## [What you should do]
Search the material for "value" and copy each line in which it is found.

Start of Source records

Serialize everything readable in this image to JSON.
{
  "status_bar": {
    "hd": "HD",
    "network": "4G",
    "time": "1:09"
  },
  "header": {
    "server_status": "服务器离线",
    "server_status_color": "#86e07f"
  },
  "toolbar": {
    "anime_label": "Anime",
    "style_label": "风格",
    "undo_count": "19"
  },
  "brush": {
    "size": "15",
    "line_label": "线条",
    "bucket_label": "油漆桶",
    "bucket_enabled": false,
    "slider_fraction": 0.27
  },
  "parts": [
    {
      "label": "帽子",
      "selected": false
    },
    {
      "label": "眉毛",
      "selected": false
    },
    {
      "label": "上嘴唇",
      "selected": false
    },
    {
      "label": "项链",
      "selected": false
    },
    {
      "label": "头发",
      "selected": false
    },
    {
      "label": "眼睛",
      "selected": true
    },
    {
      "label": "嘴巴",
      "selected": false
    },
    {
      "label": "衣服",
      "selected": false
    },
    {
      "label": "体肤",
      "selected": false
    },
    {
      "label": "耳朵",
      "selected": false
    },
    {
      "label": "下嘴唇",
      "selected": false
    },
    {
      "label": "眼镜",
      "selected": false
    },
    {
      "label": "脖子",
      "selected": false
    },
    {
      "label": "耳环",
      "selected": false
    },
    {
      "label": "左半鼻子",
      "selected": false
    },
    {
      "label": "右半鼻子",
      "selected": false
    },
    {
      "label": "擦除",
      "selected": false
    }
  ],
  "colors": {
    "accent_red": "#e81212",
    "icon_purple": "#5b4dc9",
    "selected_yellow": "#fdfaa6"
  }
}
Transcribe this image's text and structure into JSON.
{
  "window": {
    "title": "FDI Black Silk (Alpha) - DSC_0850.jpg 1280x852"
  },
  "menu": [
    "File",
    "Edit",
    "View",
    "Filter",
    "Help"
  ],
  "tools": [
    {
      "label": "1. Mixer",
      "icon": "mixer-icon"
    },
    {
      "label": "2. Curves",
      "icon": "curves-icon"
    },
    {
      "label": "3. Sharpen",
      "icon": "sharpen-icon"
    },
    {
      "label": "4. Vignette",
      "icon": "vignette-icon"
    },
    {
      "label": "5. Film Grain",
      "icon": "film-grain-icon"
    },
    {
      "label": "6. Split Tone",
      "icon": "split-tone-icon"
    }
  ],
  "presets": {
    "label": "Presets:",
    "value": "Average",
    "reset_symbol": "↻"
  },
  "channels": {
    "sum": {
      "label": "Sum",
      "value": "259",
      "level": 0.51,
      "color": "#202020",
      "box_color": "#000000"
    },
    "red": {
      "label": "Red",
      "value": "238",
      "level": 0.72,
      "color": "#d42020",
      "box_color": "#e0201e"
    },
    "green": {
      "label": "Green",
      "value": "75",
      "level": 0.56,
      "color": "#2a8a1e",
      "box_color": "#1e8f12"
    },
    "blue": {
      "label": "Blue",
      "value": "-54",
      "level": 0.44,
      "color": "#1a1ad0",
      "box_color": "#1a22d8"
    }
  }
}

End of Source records
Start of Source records

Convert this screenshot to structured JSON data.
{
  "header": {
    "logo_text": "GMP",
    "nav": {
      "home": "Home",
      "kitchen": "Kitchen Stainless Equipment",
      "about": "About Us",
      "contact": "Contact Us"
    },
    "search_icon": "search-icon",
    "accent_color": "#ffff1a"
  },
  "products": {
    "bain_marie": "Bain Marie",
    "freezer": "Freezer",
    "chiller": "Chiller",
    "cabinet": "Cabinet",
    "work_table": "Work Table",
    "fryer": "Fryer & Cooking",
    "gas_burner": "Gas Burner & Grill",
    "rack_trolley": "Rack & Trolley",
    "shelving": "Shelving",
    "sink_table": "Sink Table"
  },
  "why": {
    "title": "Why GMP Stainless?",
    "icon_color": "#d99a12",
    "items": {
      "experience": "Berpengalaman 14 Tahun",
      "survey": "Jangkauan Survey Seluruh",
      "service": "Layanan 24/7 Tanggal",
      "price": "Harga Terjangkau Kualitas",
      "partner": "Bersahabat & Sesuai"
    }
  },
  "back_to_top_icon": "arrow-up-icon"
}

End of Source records

## [Exercise answer]
    "value": "Average",
      "value": "259",
      "value": "238",
      "value": "75",
      "value": "-54",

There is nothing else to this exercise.